Measures at the domestic and international levels
Another noteworthy aspect of the draft Convention are Articles which erect concrete measures to establish inventories which are publicly accessible; introduce import and export procedures subject to specific certificates; to establish records of transactions; and to promote consultation and information across State boundaries. These measures – if properly implemented and funded – have an important and critical function which will do a great deal to make the efforts to stem the trade in illicit cultural property more effective. It is my hope that these procedures would allow the investigation into whether a work of art which has travelled through a number of individual States was properly given an export and import certificate in all of these individual states. And if not, a proper investigation and penalty regime could be erected which would serve to effectively disincentivize the illicit transfer of cultural objects across State borders.
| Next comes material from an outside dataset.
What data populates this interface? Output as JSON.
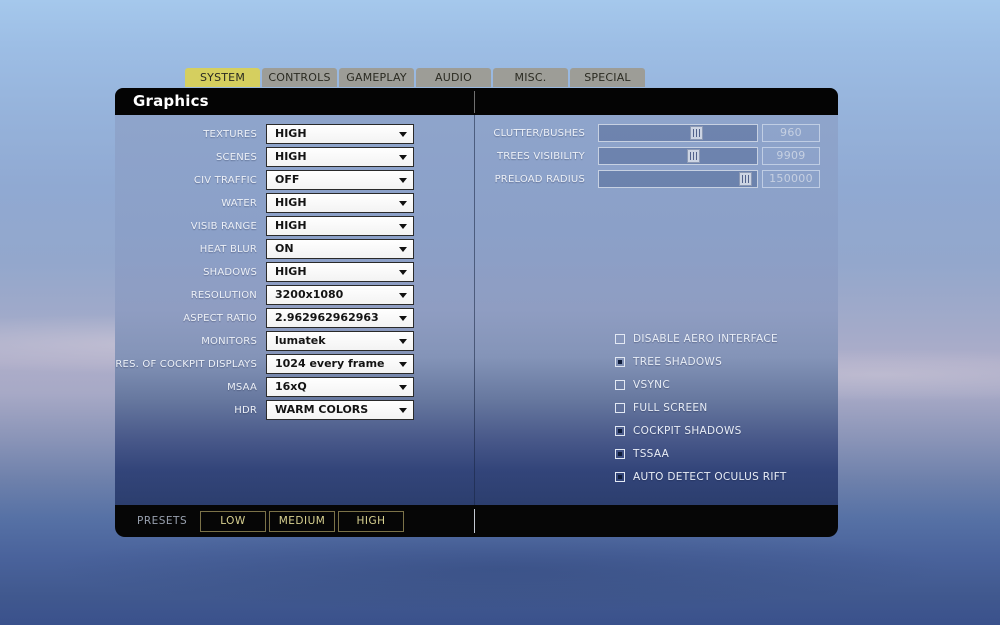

By erecting a system by which investigators can check the various exports of an object, it would be possible to both trace an object back ideally to its nation of origin, or failing that, to allow an investigator to use the export violations which have potentially occurred in transit states to secure a successful investigation, resulting either in the return of the object or in the prosecution of culpable individuals.

Conclusions
The merits of any multilateral Convention such as this will always be dependent on the political will and the resources devoted to its implementation. Given the challenges facing the world’s cultural heritage, both in terms of intentional destruction, and the looting of sites to finance illegal activity, the moment is now for a strong Criminal Convention. Its renewed emphasis on regulating exports takes account of the multinational character of the international trade in cultural heritage, its emphasis on information sharing and collaboration can effectively combat the opaque nature of certain aspects of the art trade, and will serve to work around any deficiencies present in the domestic law of other third party nations. The draft convention comes at a dangerous moment for so much of the world’s cultural heritage, and I am optimistic about its capacity to meet this challenge head-on.

*Dr. Fincham writes about the illicit trade in cultural property, he teaches writing, art law, and admiralty law at South Texas College of Law Houston. He regularly blogs at www.illicitculturalproperty.com